A woman working for the USPS was fired for excessive absences and a history of suspensions. But she claimed the real reasons for her termination were her race and sex, and she was further discriminated because of a disability from a back injury. She made her way to a district court in Illinois.
The woman, an African-American, filed a lawsuit for discrimination and retaliation, citing five adverse actions from her employers. Firstly, she alleged that the USPS delayed paying her salary for two months after she’d missed work from her injury. Next, she claimed that she was transferred to another annex due to discrimination and retaliation for her complaints of discrimination.
A third allegedly adverse employment action was what she asserted was a pattern of harassment from her supervisors. She’d been told to take her lunch before 3:00 pm and to work into the night if she couldn’t finish her route during daylight hours. Supervisors also followed her on her route, told her to cross in wet grass (which she believed was hazardous) and asked her to verify mail addresses between stops. Additional harassment included warning her of her absenteeism, denying her non-union representation at pre-disciplinary interviews and reminding her of USPS policies (which she conceded was critical of her work).
The other two claims were the only ones the district court acknowledged as material. She was put on long-term suspension after profanely informing a supervisor that she was going to assault a co-worker and responding in a similar manner when the supervisor asked her to calm down. Finally, the termination itself was accepted as an adverse employment action.
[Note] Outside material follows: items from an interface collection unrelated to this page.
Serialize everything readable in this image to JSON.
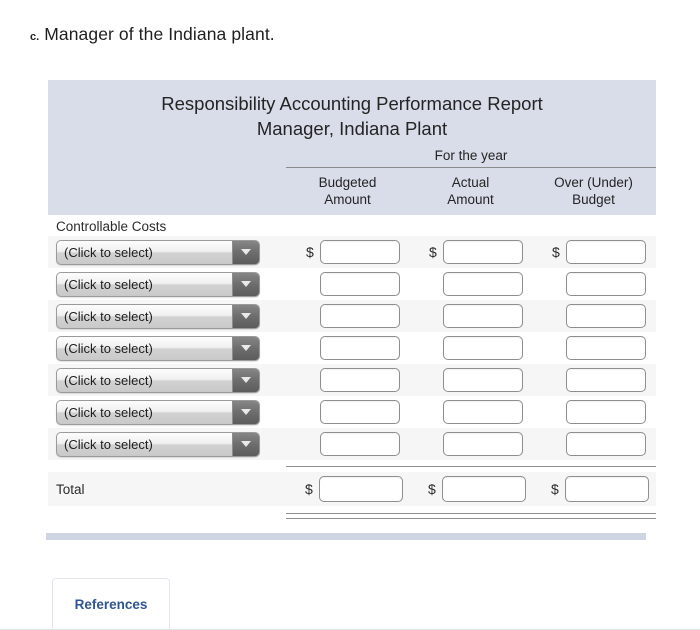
{
  "question": {
    "letter": "c.",
    "text": "Manager of the Indiana plant."
  },
  "report": {
    "title_line1": "Responsibility Accounting Performance Report",
    "title_line2": "Manager, Indiana Plant",
    "period": "For the year",
    "columns": [
      {
        "line1": "Budgeted",
        "line2": "Amount"
      },
      {
        "line1": "Actual",
        "line2": "Amount"
      },
      {
        "line1": "Over (Under)",
        "line2": "Budget"
      }
    ],
    "section_label": "Controllable Costs",
    "select_placeholder": "(Click to select)",
    "rows": [
      {
        "select": "(Click to select)",
        "budgeted": "",
        "actual": "",
        "over_under": "",
        "dollar": true
      },
      {
        "select": "(Click to select)",
        "budgeted": "",
        "actual": "",
        "over_under": "",
        "dollar": false
      },
      {
        "select": "(Click to select)",
        "budgeted": "",
        "actual": "",
        "over_under": "",
        "dollar": false
      },
      {
        "select": "(Click to select)",
        "budgeted": "",
        "actual": "",
        "over_under": "",
        "dollar": false
      },
      {
        "select": "(Click to select)",
        "budgeted": "",
        "actual": "",
        "over_under": "",
        "dollar": false
      },
      {
        "select": "(Click to select)",
        "budgeted": "",
        "actual": "",
        "over_under": "",
        "dollar": false
      },
      {
        "select": "(Click to select)",
        "budgeted": "",
        "actual": "",
        "over_under": "",
        "dollar": false
      }
    ],
    "total": {
      "label": "Total",
      "budgeted": "",
      "actual": "",
      "over_under": "",
      "currency_symbol": "$"
    },
    "currency_symbol": "$",
    "header_bg": "#d9dde9"
  },
  "tabs": {
    "references_label": "References",
    "accent_color": "#2f5496"
  }
}
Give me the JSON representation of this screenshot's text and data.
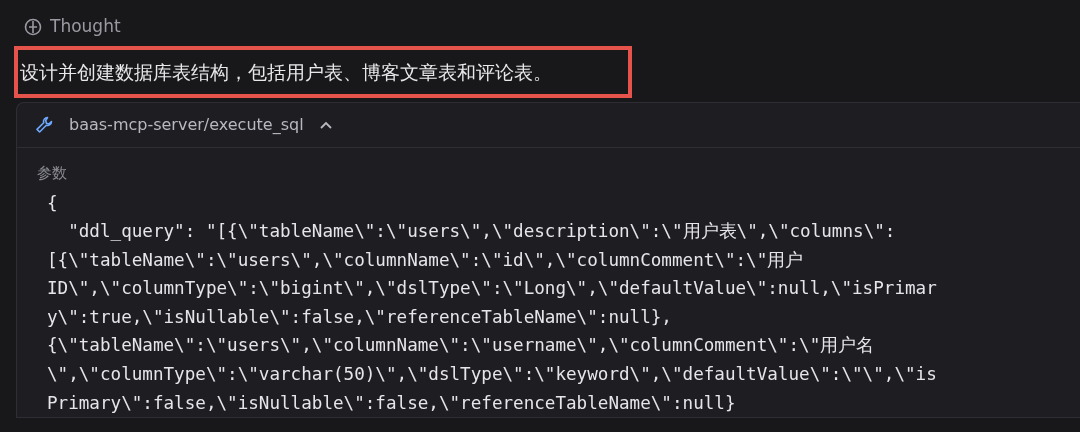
{
  "thought": {
    "label": "Thought",
    "text": "设计并创建数据库表结构，包括用户表、博客文章表和评论表。",
    "highlighted": true
  },
  "tool_call": {
    "name": "baas-mcp-server/execute_sql",
    "expanded": true,
    "params_label": "参数",
    "code_lines": [
      "{",
      "  \"ddl_query\": \"[{\\\"tableName\\\":\\\"users\\\",\\\"description\\\":\\\"用户表\\\",\\\"columns\\\":",
      "[{\\\"tableName\\\":\\\"users\\\",\\\"columnName\\\":\\\"id\\\",\\\"columnComment\\\":\\\"用户",
      "ID\\\",\\\"columnType\\\":\\\"bigint\\\",\\\"dslType\\\":\\\"Long\\\",\\\"defaultValue\\\":null,\\\"isPrimar",
      "y\\\":true,\\\"isNullable\\\":false,\\\"referenceTableName\\\":null},",
      "{\\\"tableName\\\":\\\"users\\\",\\\"columnName\\\":\\\"username\\\",\\\"columnComment\\\":\\\"用户名",
      "\\\",\\\"columnType\\\":\\\"varchar(50)\\\",\\\"dslType\\\":\\\"keyword\\\",\\\"defaultValue\\\":\\\"\\\",\\\"is",
      "Primary\\\":false,\\\"isNullable\\\":false,\\\"referenceTableName\\\":null}"
    ]
  }
}
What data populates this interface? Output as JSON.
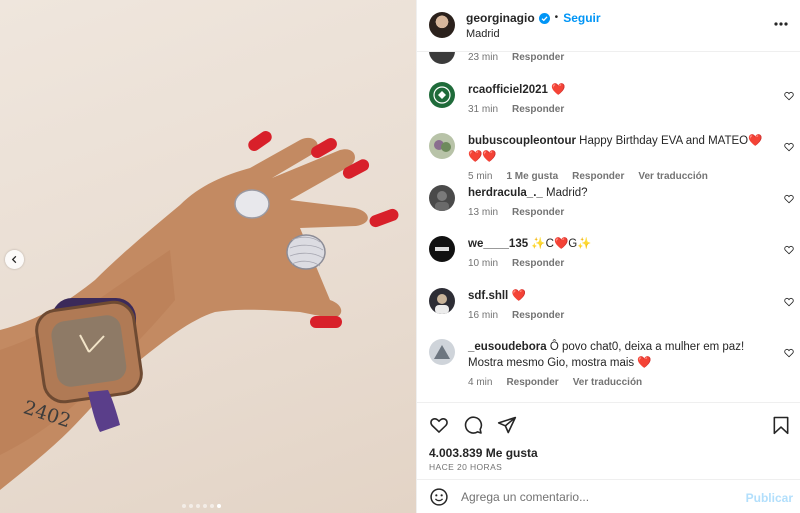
{
  "header": {
    "username": "georginagio",
    "separator": "•",
    "follow_label": "Seguir",
    "location": "Madrid"
  },
  "media": {
    "tattoo_text": "2402",
    "carousel": {
      "count": 6,
      "active_index": 5
    }
  },
  "comments": [
    {
      "user": "",
      "text": "",
      "time": "23 min",
      "likes": "",
      "reply": "Responder",
      "translate": ""
    },
    {
      "user": "rcaofficiel2021",
      "text": "❤️",
      "time": "31 min",
      "likes": "",
      "reply": "Responder",
      "translate": ""
    },
    {
      "user": "bubuscoupleontour",
      "text": "Happy Birthday EVA and MATEO❤️❤️❤️",
      "time": "5 min",
      "likes": "1 Me gusta",
      "reply": "Responder",
      "translate": "Ver traducción"
    },
    {
      "user": "herdracula_._",
      "text": "Madrid?",
      "time": "13 min",
      "likes": "",
      "reply": "Responder",
      "translate": ""
    },
    {
      "user": "we____135",
      "text": "✨C❤️G✨",
      "time": "10 min",
      "likes": "",
      "reply": "Responder",
      "translate": ""
    },
    {
      "user": "sdf.shll",
      "text": "❤️",
      "time": "16 min",
      "likes": "",
      "reply": "Responder",
      "translate": ""
    },
    {
      "user": "_eusoudebora",
      "text": "Ô povo chat0, deixa a mulher em paz! Mostra mesmo Gio, mostra mais ❤️",
      "time": "4 min",
      "likes": "",
      "reply": "Responder",
      "translate": "Ver traducción"
    }
  ],
  "footer": {
    "likes": "4.003.839 Me gusta",
    "time": "Hace 20 horas",
    "comment_placeholder": "Agrega un comentario...",
    "publish_label": "Publicar"
  },
  "colors": {
    "accent": "#0095f6",
    "publish_disabled": "#b2dffc",
    "text": "#262626",
    "muted": "#737373",
    "nail_red": "#d8202a"
  }
}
She was fired based on 53 unauthorized absences in a three-month period and her disciplinary record, including a letter of warning, a seven-day suspension, a 14-day suspension and the long-term suspension.
The district court ruled in favor of the USPS. Only taking the latter two claims into account, judges did not believe that the plaintiff had shown that she was adequately performing her job, a requirement as she was relying on the indirect method of proof. Judges also accepted the Postal Service’s argument as factual because the plaintiff didn’t comply with Local Rule 56.1(b), which stipulates that, when opposing a motion (in this case, one for summary judgment), she would need to reference affidavits or parts of the record to support her denials – but she failed to do so.
Appellate judges agreed that the first three claims were not materially adverse – the two-month delay in payment and the transfer had no effect on her employment, and the reputed hostile work environment did not reveal a pattern of threatening or humiliating harassment. She compared herself to a white male employee with numerous absences but who was not disciplined. But he had made no profane threats and did not have as high a number of absences as the plaintiff – the latter point which the appeals court asserted was reason enough for her termination.
The woman also argued that she had shown enough evidence to support the retaliation claim under the direct method of proof. But because she’d relied on the indirect method in district court, appellate judges could not consider this particular argument. The grant of summary judgment for the USPS was affirmed.